The harsh truth is that my uncle, for many reasons, did not achieve the American golden dream. For a long time he was imprisoned, he is prevented from obtaining U.S. citizenship and leaving the territory, he has had to rehabilitate several times due to chemical dependency and lives on the streets of San Francisco in a modest tent, although in stages social services supports him with food and accommodation. One day when we talked, he told me: Boy, take care of yourself, if you are going to leave Cuba, sometimes things are not as one imagines them! I thought about him a lot, and I also understood his words better, when I watched the moving documentary Lead me home, released on the Netflix platform in November 2021.
I am not particularly pleased to talk about my homeless uncle, nor do I dislike him nor am I going to evade his reality, which is also mine, that of our family and that of many other families in the United States, in Brazil, in Cuba, in the world. As I write these lines I think of the impiety, the distances, the challenges, the heavy burdens that are placed on the backs of people who emigrate. Nobody expects failure, least of all the emigrants themselves, we all expect success, especially economic success, as a tangible result of the fact that one’s life changed and one was part of the change of others.

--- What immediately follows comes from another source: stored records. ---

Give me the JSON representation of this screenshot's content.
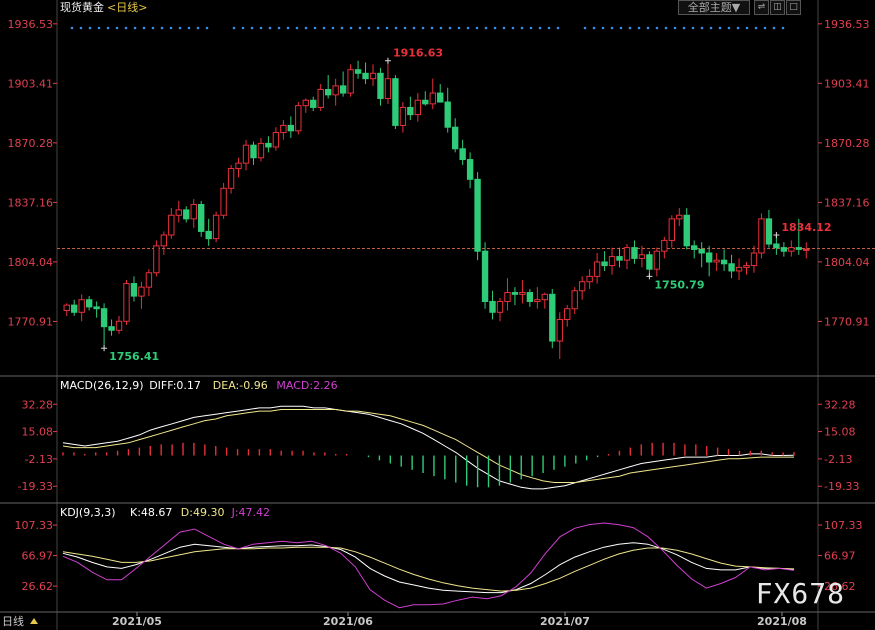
{
  "header": {
    "instrument": "现货黄金",
    "period_label": "<日线>"
  },
  "toolbar": {
    "theme_label": "全部主题",
    "theme_arrow": "▼",
    "btn_a": "⇌",
    "btn_b": "◫",
    "btn_c": "□"
  },
  "watermark": "FX678",
  "bottom_tag": "日线",
  "colors": {
    "up": "#e8303a",
    "down": "#2ecc78",
    "axis": "#e04050",
    "grid": "#444444",
    "ref": "#c0603c",
    "yellow": "#f0e68c",
    "white": "#ffffff",
    "magenta": "#d040d0",
    "dot": "#3a8ee6"
  },
  "chart_data": [
    {
      "type": "candlestick",
      "title": "现货黄金<日线>",
      "x_labels": [
        "2021/05",
        "2021/06",
        "2021/07",
        "2021/08"
      ],
      "y_ticks": [
        1936.53,
        1903.41,
        1870.28,
        1837.16,
        1804.04,
        1770.91
      ],
      "ylim": [
        1745,
        1942
      ],
      "last_price": 1811.5,
      "annotations": [
        {
          "label": "1756.41",
          "index": 5,
          "kind": "low"
        },
        {
          "label": "1916.63",
          "index": 43,
          "kind": "high"
        },
        {
          "label": "1750.79",
          "index": 78,
          "kind": "low"
        },
        {
          "label": "1834.12",
          "index": 95,
          "kind": "high"
        }
      ],
      "candles": [
        [
          1777,
          1781,
          1774,
          1780
        ],
        [
          1780,
          1783,
          1774,
          1776
        ],
        [
          1776,
          1786,
          1771,
          1783
        ],
        [
          1783,
          1785,
          1777,
          1779
        ],
        [
          1779,
          1782,
          1773,
          1778
        ],
        [
          1778,
          1781,
          1756,
          1768
        ],
        [
          1768,
          1772,
          1763,
          1766
        ],
        [
          1766,
          1774,
          1764,
          1771
        ],
        [
          1771,
          1794,
          1769,
          1792
        ],
        [
          1792,
          1796,
          1782,
          1785
        ],
        [
          1785,
          1793,
          1778,
          1790
        ],
        [
          1790,
          1800,
          1785,
          1798
        ],
        [
          1798,
          1816,
          1796,
          1813
        ],
        [
          1813,
          1821,
          1808,
          1819
        ],
        [
          1819,
          1834,
          1817,
          1830
        ],
        [
          1830,
          1838,
          1826,
          1833
        ],
        [
          1833,
          1835,
          1826,
          1828
        ],
        [
          1828,
          1839,
          1823,
          1836
        ],
        [
          1836,
          1838,
          1818,
          1821
        ],
        [
          1821,
          1828,
          1813,
          1817
        ],
        [
          1817,
          1832,
          1815,
          1830
        ],
        [
          1830,
          1848,
          1828,
          1845
        ],
        [
          1845,
          1858,
          1842,
          1856
        ],
        [
          1856,
          1862,
          1851,
          1859
        ],
        [
          1859,
          1872,
          1855,
          1869
        ],
        [
          1869,
          1871,
          1858,
          1862
        ],
        [
          1862,
          1873,
          1860,
          1870
        ],
        [
          1870,
          1874,
          1865,
          1868
        ],
        [
          1868,
          1879,
          1866,
          1876
        ],
        [
          1876,
          1883,
          1872,
          1880
        ],
        [
          1880,
          1885,
          1873,
          1877
        ],
        [
          1877,
          1893,
          1875,
          1891
        ],
        [
          1891,
          1895,
          1887,
          1894
        ],
        [
          1894,
          1896,
          1888,
          1890
        ],
        [
          1890,
          1903,
          1888,
          1900
        ],
        [
          1900,
          1908,
          1895,
          1897
        ],
        [
          1897,
          1906,
          1891,
          1902
        ],
        [
          1902,
          1910,
          1896,
          1898
        ],
        [
          1898,
          1914,
          1896,
          1911
        ],
        [
          1911,
          1916,
          1906,
          1909
        ],
        [
          1909,
          1915,
          1903,
          1906
        ],
        [
          1906,
          1914,
          1902,
          1909
        ],
        [
          1909,
          1912,
          1891,
          1895
        ],
        [
          1895,
          1916,
          1892,
          1906
        ],
        [
          1906,
          1908,
          1878,
          1880
        ],
        [
          1880,
          1893,
          1876,
          1890
        ],
        [
          1890,
          1896,
          1883,
          1886
        ],
        [
          1886,
          1898,
          1882,
          1894
        ],
        [
          1894,
          1899,
          1891,
          1892
        ],
        [
          1892,
          1906,
          1889,
          1898
        ],
        [
          1898,
          1903,
          1893,
          1893
        ],
        [
          1893,
          1901,
          1876,
          1879
        ],
        [
          1879,
          1884,
          1865,
          1867
        ],
        [
          1867,
          1872,
          1858,
          1861
        ],
        [
          1861,
          1865,
          1845,
          1850
        ],
        [
          1850,
          1854,
          1805,
          1810
        ],
        [
          1810,
          1815,
          1778,
          1782
        ],
        [
          1782,
          1788,
          1772,
          1776
        ],
        [
          1776,
          1784,
          1771,
          1782
        ],
        [
          1782,
          1795,
          1777,
          1787
        ],
        [
          1787,
          1790,
          1780,
          1786
        ],
        [
          1786,
          1794,
          1781,
          1787
        ],
        [
          1787,
          1789,
          1779,
          1782
        ],
        [
          1782,
          1790,
          1778,
          1783
        ],
        [
          1783,
          1787,
          1778,
          1786
        ],
        [
          1786,
          1789,
          1756,
          1760
        ],
        [
          1760,
          1776,
          1750,
          1772
        ],
        [
          1772,
          1780,
          1768,
          1778
        ],
        [
          1778,
          1790,
          1775,
          1788
        ],
        [
          1788,
          1796,
          1783,
          1793
        ],
        [
          1793,
          1800,
          1789,
          1796
        ],
        [
          1796,
          1809,
          1792,
          1804
        ],
        [
          1804,
          1810,
          1799,
          1802
        ],
        [
          1802,
          1812,
          1797,
          1807
        ],
        [
          1807,
          1812,
          1801,
          1805
        ],
        [
          1805,
          1814,
          1800,
          1812
        ],
        [
          1812,
          1816,
          1803,
          1806
        ],
        [
          1806,
          1813,
          1801,
          1808
        ],
        [
          1808,
          1810,
          1796,
          1800
        ],
        [
          1800,
          1812,
          1796,
          1810
        ],
        [
          1810,
          1818,
          1806,
          1816
        ],
        [
          1816,
          1830,
          1812,
          1828
        ],
        [
          1828,
          1834,
          1824,
          1830
        ],
        [
          1830,
          1834,
          1811,
          1813
        ],
        [
          1813,
          1816,
          1806,
          1811
        ],
        [
          1811,
          1815,
          1801,
          1809
        ],
        [
          1809,
          1813,
          1796,
          1804
        ],
        [
          1804,
          1809,
          1799,
          1805
        ],
        [
          1805,
          1811,
          1799,
          1803
        ],
        [
          1803,
          1808,
          1795,
          1799
        ],
        [
          1799,
          1806,
          1794,
          1801
        ],
        [
          1801,
          1804,
          1797,
          1802
        ],
        [
          1802,
          1813,
          1798,
          1809
        ],
        [
          1809,
          1831,
          1806,
          1828
        ],
        [
          1828,
          1833,
          1812,
          1814
        ],
        [
          1814,
          1819,
          1808,
          1812
        ],
        [
          1812,
          1815,
          1807,
          1810
        ],
        [
          1810,
          1816,
          1807,
          1812
        ],
        [
          1812,
          1828,
          1808,
          1811
        ],
        [
          1811,
          1815,
          1806,
          1811
        ]
      ]
    },
    {
      "type": "line",
      "title": "MACD(26,12,9)",
      "legend": [
        {
          "label": "MACD(26,12,9)",
          "key": "white"
        },
        {
          "label": "DIFF:0.17",
          "key": "white"
        },
        {
          "label": "DEA:-0.96",
          "key": "yellow"
        },
        {
          "label": "MACD:2.26",
          "key": "magenta"
        }
      ],
      "y_ticks": [
        32.28,
        15.08,
        -2.13,
        -19.33
      ],
      "ylim": [
        -28,
        40
      ],
      "series": [
        {
          "name": "DIFF",
          "color_key": "white",
          "values": [
            8,
            7,
            6,
            7,
            8,
            9,
            11,
            13,
            16,
            18,
            20,
            22,
            24,
            25,
            26,
            27,
            28,
            29,
            30,
            30,
            31,
            31,
            31,
            30,
            30,
            29,
            28,
            27,
            26,
            24,
            22,
            20,
            17,
            14,
            10,
            6,
            2,
            -3,
            -8,
            -12,
            -16,
            -18,
            -20,
            -21,
            -21,
            -20,
            -19,
            -17,
            -15,
            -13,
            -11,
            -9,
            -7,
            -5,
            -4,
            -3,
            -2,
            -1,
            -1,
            -1,
            0,
            0,
            0,
            1,
            1,
            0,
            0,
            0.17
          ]
        },
        {
          "name": "DEA",
          "color_key": "yellow",
          "values": [
            6,
            5,
            5,
            5,
            6,
            7,
            8,
            10,
            12,
            14,
            16,
            18,
            20,
            22,
            23,
            25,
            26,
            27,
            28,
            28,
            29,
            29,
            29,
            29,
            29,
            29,
            28,
            28,
            27,
            26,
            25,
            23,
            21,
            19,
            16,
            13,
            10,
            6,
            2,
            -2,
            -6,
            -9,
            -12,
            -14,
            -16,
            -17,
            -17,
            -17,
            -16,
            -15,
            -14,
            -13,
            -11,
            -10,
            -9,
            -8,
            -7,
            -6,
            -5,
            -4,
            -3,
            -2,
            -2,
            -1.5,
            -1,
            -1,
            -1,
            -0.96
          ]
        },
        {
          "name": "MACD",
          "color_key": "magenta",
          "values": [
            2,
            2,
            1,
            2,
            2,
            3,
            4,
            5,
            6,
            7,
            7,
            8,
            8,
            7,
            6,
            5,
            4,
            4,
            4,
            4,
            3,
            3,
            3,
            2,
            2,
            1,
            1,
            0,
            -1,
            -3,
            -5,
            -7,
            -9,
            -11,
            -13,
            -15,
            -17,
            -19,
            -20,
            -20,
            -19,
            -17,
            -15,
            -13,
            -11,
            -9,
            -7,
            -5,
            -3,
            -1,
            1,
            3,
            5,
            7,
            8,
            8,
            8,
            7,
            7,
            6,
            5,
            4,
            3,
            3,
            3,
            2,
            2,
            2.26
          ]
        }
      ]
    },
    {
      "type": "line",
      "title": "KDJ(9,3,3)",
      "legend": [
        {
          "label": "KDJ(9,3,3)",
          "key": "white"
        },
        {
          "label": "K:48.67",
          "key": "white"
        },
        {
          "label": "D:49.30",
          "key": "yellow"
        },
        {
          "label": "J:47.42",
          "key": "magenta"
        }
      ],
      "y_ticks": [
        107.33,
        66.97,
        26.62
      ],
      "ylim": [
        -5,
        118
      ],
      "series": [
        {
          "name": "K",
          "color_key": "white",
          "values": [
            70,
            65,
            58,
            52,
            50,
            55,
            62,
            70,
            78,
            82,
            80,
            78,
            76,
            78,
            79,
            80,
            80,
            81,
            79,
            75,
            65,
            50,
            40,
            32,
            28,
            24,
            21,
            20,
            19,
            18,
            18,
            22,
            30,
            42,
            55,
            65,
            72,
            78,
            82,
            84,
            82,
            76,
            68,
            58,
            50,
            48,
            48,
            52,
            50,
            50,
            48.67
          ]
        },
        {
          "name": "D",
          "color_key": "yellow",
          "values": [
            72,
            69,
            66,
            62,
            58,
            58,
            60,
            64,
            68,
            72,
            74,
            76,
            76,
            76,
            77,
            77,
            78,
            78,
            78,
            77,
            72,
            65,
            57,
            49,
            42,
            36,
            31,
            27,
            24,
            22,
            20,
            21,
            24,
            30,
            37,
            46,
            54,
            62,
            69,
            74,
            77,
            77,
            74,
            69,
            63,
            57,
            53,
            52,
            51,
            50,
            49.3
          ]
        },
        {
          "name": "J",
          "color_key": "magenta",
          "values": [
            66,
            58,
            45,
            35,
            35,
            50,
            66,
            82,
            98,
            102,
            92,
            82,
            76,
            82,
            84,
            86,
            84,
            86,
            80,
            70,
            52,
            22,
            8,
            -2,
            2,
            2,
            3,
            8,
            12,
            10,
            14,
            26,
            44,
            70,
            92,
            103,
            108,
            110,
            108,
            104,
            92,
            74,
            54,
            36,
            24,
            30,
            38,
            52,
            48,
            50,
            47.42
          ]
        }
      ]
    }
  ]
}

At the beginning of 2022, hundreds of thousands of Cuban men and women will be challenging cultures, language barriers, illnesses, pandemics, sadness, in an attempt to contribute to the family well-being of those they leave behind. It is imperative that both, those from inside and those from outside, those who are on the island and those who are in the dissimilar diasporas, do not lose love, compassion, emotional support, faith, and loyalty for human beings above any possible and necessary material good.

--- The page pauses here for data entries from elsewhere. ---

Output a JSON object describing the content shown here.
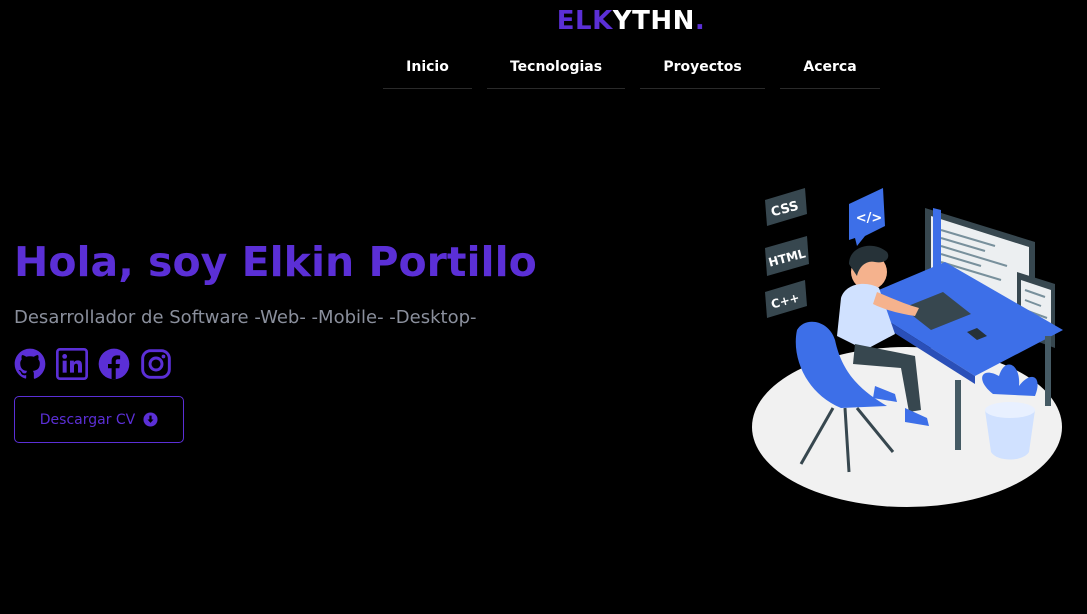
{
  "brand": {
    "logo_part1": "ELK",
    "logo_part2": "YTHN",
    "logo_dot": ".",
    "accent": "#5b2fd6"
  },
  "nav": {
    "items": [
      {
        "label": "Inicio"
      },
      {
        "label": "Tecnologias"
      },
      {
        "label": "Proyectos"
      },
      {
        "label": "Acerca"
      }
    ]
  },
  "hero": {
    "title": "Hola, soy Elkin Portillo",
    "subtitle": "Desarrollador de Software -Web- -Mobile- -Desktop-",
    "cv_button_label": "Descargar CV",
    "socials": [
      {
        "icon": "github-icon"
      },
      {
        "icon": "linkedin-icon"
      },
      {
        "icon": "facebook-icon"
      },
      {
        "icon": "instagram-icon"
      }
    ],
    "illustration": {
      "tags": [
        "CSS",
        "HTML",
        "C++",
        "</>"
      ]
    }
  }
}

These lines, which blur multiple and daily human dramas, are not a call to sadness, but rather to understanding, to otherness and the ability to put ourselves in the other’s place, to reflect on the complexities and courses that life can take. This text is a message of hope to the Cuban diaspora and their families in this 2022, a way to wish with all the strength of my heart that my uncle be healthy, and that wherever he is, he feels that beyond the ambiguous perceptions of success or failure, there will always be the infinite love of his mother, his brothers, mine…and that love will accompany him through the cold streets of San Francisco or in the luxurious and warm St. Regis Hotel in California.